**Exercise aim**.
Output the records exactly, with no line skipped.

**Data for this task**.
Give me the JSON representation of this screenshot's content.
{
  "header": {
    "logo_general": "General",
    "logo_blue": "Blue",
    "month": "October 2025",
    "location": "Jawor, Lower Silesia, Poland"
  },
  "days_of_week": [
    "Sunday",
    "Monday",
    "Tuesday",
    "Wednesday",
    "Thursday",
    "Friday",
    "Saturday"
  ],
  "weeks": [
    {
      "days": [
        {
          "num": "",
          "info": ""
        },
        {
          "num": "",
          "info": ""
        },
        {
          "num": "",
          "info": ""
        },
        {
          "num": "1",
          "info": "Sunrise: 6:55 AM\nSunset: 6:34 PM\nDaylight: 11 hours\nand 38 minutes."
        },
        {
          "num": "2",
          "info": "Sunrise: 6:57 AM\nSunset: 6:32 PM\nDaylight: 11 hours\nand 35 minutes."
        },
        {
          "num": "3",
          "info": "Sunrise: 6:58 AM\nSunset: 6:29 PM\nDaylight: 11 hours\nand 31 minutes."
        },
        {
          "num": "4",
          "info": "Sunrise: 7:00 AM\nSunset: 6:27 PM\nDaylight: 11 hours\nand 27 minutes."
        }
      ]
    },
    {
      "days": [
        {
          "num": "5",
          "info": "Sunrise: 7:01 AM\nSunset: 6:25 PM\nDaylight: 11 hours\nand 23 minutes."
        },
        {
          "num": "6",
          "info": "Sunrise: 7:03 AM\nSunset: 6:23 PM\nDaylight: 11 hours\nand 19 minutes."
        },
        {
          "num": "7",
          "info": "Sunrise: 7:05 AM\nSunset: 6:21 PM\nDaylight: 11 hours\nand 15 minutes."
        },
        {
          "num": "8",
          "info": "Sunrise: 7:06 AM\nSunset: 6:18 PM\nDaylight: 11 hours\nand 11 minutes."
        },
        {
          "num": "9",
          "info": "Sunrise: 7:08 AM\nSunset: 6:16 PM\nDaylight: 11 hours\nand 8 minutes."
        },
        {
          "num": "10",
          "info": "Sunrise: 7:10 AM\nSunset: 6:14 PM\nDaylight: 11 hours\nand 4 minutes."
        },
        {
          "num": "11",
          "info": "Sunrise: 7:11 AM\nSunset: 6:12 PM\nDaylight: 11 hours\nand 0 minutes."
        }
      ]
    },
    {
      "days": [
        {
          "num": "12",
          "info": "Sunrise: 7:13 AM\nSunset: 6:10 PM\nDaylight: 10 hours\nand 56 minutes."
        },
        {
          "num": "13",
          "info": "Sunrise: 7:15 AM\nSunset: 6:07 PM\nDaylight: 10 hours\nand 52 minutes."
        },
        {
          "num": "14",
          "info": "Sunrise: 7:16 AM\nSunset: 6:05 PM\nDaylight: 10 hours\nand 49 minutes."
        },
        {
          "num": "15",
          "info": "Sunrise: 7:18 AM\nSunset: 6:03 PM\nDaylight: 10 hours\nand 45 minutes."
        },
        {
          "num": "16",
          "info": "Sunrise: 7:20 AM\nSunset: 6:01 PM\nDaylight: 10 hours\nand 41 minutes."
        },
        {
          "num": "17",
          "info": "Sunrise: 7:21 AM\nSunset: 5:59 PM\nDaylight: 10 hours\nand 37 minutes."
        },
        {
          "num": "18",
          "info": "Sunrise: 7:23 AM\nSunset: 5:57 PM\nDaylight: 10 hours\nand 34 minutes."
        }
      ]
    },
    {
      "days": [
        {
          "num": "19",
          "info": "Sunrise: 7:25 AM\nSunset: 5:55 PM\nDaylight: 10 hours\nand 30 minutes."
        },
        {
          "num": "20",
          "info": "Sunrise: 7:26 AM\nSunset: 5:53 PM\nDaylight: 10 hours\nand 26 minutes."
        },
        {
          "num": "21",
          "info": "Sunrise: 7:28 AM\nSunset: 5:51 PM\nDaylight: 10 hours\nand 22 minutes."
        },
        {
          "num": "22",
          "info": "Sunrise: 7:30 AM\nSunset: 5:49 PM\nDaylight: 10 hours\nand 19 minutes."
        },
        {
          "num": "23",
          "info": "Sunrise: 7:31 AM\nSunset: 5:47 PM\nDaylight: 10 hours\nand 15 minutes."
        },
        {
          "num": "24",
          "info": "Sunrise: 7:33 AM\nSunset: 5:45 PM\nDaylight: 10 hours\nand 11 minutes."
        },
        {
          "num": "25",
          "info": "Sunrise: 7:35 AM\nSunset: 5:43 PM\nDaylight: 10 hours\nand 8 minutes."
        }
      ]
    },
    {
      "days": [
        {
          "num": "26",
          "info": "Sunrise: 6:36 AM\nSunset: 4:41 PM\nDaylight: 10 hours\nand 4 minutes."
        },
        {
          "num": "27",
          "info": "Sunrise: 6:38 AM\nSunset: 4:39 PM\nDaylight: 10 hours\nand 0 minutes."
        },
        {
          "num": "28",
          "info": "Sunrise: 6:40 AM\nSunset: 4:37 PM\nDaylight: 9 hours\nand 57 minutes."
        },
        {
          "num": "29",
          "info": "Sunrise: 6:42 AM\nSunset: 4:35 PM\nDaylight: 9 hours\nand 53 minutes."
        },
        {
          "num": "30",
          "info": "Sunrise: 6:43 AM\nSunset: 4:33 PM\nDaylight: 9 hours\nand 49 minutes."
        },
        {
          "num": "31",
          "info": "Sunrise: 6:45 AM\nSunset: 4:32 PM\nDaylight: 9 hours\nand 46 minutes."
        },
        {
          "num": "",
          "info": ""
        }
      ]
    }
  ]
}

**Response**.
Give me the JSON representation of this screenshot's content.
{
  "header": {
    "logo_general": "General",
    "logo_blue": "Blue",
    "month": "October 2025",
    "location": "Jawor, Lower Silesia, Poland"
  },
  "days_of_week": [
    "Sunday",
    "Monday",
    "Tuesday",
    "Wednesday",
    "Thursday",
    "Friday",
    "Saturday"
  ],
  "weeks": [
    {
      "days": [
        {
          "num": "",
          "info": ""
        },
        {
          "num": "",
          "info": ""
        },
        {
          "num": "",
          "info": ""
        },
        {
          "num": "1",
          "info": "Sunrise: 6:55 AM\nSunset: 6:34 PM\nDaylight: 11 hours\nand 38 minutes."
        },
        {
          "num": "2",
          "info": "Sunrise: 6:57 AM\nSunset: 6:32 PM\nDaylight: 11 hours\nand 35 minutes."
        },
        {
          "num": "3",
          "info": "Sunrise: 6:58 AM\nSunset: 6:29 PM\nDaylight: 11 hours\nand 31 minutes."
        },
        {
          "num": "4",
          "info": "Sunrise: 7:00 AM\nSunset: 6:27 PM\nDaylight: 11 hours\nand 27 minutes."
        }
      ]
    },
    {
      "days": [
        {
          "num": "5",
          "info": "Sunrise: 7:01 AM\nSunset: 6:25 PM\nDaylight: 11 hours\nand 23 minutes."
        },
        {
          "num": "6",
          "info": "Sunrise: 7:03 AM\nSunset: 6:23 PM\nDaylight: 11 hours\nand 19 minutes."
        },
        {
          "num": "7",
          "info": "Sunrise: 7:05 AM\nSunset: 6:21 PM\nDaylight: 11 hours\nand 15 minutes."
        },
        {
          "num": "8",
          "info": "Sunrise: 7:06 AM\nSunset: 6:18 PM\nDaylight: 11 hours\nand 11 minutes."
        },
        {
          "num": "9",
          "info": "Sunrise: 7:08 AM\nSunset: 6:16 PM\nDaylight: 11 hours\nand 8 minutes."
        },
        {
          "num": "10",
          "info": "Sunrise: 7:10 AM\nSunset: 6:14 PM\nDaylight: 11 hours\nand 4 minutes."
        },
        {
          "num": "11",
          "info": "Sunrise: 7:11 AM\nSunset: 6:12 PM\nDaylight: 11 hours\nand 0 minutes."
        }
      ]
    },
    {
      "days": [
        {
          "num": "12",
          "info": "Sunrise: 7:13 AM\nSunset: 6:10 PM\nDaylight: 10 hours\nand 56 minutes."
        },
        {
          "num": "13",
          "info": "Sunrise: 7:15 AM\nSunset: 6:07 PM\nDaylight: 10 hours\nand 52 minutes."
        },
        {
          "num": "14",
          "info": "Sunrise: 7:16 AM\nSunset: 6:05 PM\nDaylight: 10 hours\nand 49 minutes."
        },
        {
          "num": "15",
          "info": "Sunrise: 7:18 AM\nSunset: 6:03 PM\nDaylight: 10 hours\nand 45 minutes."
        },
        {
          "num": "16",
          "info": "Sunrise: 7:20 AM\nSunset: 6:01 PM\nDaylight: 10 hours\nand 41 minutes."
        },
        {
          "num": "17",
          "info": "Sunrise: 7:21 AM\nSunset: 5:59 PM\nDaylight: 10 hours\nand 37 minutes."
        },
        {
          "num": "18",
          "info": "Sunrise: 7:23 AM\nSunset: 5:57 PM\nDaylight: 10 hours\nand 34 minutes."
        }
      ]
    },
    {
      "days": [
        {
          "num": "19",
          "info": "Sunrise: 7:25 AM\nSunset: 5:55 PM\nDaylight: 10 hours\nand 30 minutes."
        },
        {
          "num": "20",
          "info": "Sunrise: 7:26 AM\nSunset: 5:53 PM\nDaylight: 10 hours\nand 26 minutes."
        },
        {
          "num": "21",
          "info": "Sunrise: 7:28 AM\nSunset: 5:51 PM\nDaylight: 10 hours\nand 22 minutes."
        },
        {
          "num": "22",
          "info": "Sunrise: 7:30 AM\nSunset: 5:49 PM\nDaylight: 10 hours\nand 19 minutes."
        },
        {
          "num": "23",
          "info": "Sunrise: 7:31 AM\nSunset: 5:47 PM\nDaylight: 10 hours\nand 15 minutes."
        },
        {
          "num": "24",
          "info": "Sunrise: 7:33 AM\nSunset: 5:45 PM\nDaylight: 10 hours\nand 11 minutes."
        },
        {
          "num": "25",
          "info": "Sunrise: 7:35 AM\nSunset: 5:43 PM\nDaylight: 10 hours\nand 8 minutes."
        }
      ]
    },
    {
      "days": [
        {
          "num": "26",
          "info": "Sunrise: 6:36 AM\nSunset: 4:41 PM\nDaylight: 10 hours\nand 4 minutes."
        },
        {
          "num": "27",
          "info": "Sunrise: 6:38 AM\nSunset: 4:39 PM\nDaylight: 10 hours\nand 0 minutes."
        },
        {
          "num": "28",
          "info": "Sunrise: 6:40 AM\nSunset: 4:37 PM\nDaylight: 9 hours\nand 57 minutes."
        },
        {
          "num": "29",
          "info": "Sunrise: 6:42 AM\nSunset: 4:35 PM\nDaylight: 9 hours\nand 53 minutes."
        },
        {
          "num": "30",
          "info": "Sunrise: 6:43 AM\nSunset: 4:33 PM\nDaylight: 9 hours\nand 49 minutes."
        },
        {
          "num": "31",
          "info": "Sunrise: 6:45 AM\nSunset: 4:32 PM\nDaylight: 9 hours\nand 46 minutes."
        },
        {
          "num": "",
          "info": ""
        }
      ]
    }
  ]
}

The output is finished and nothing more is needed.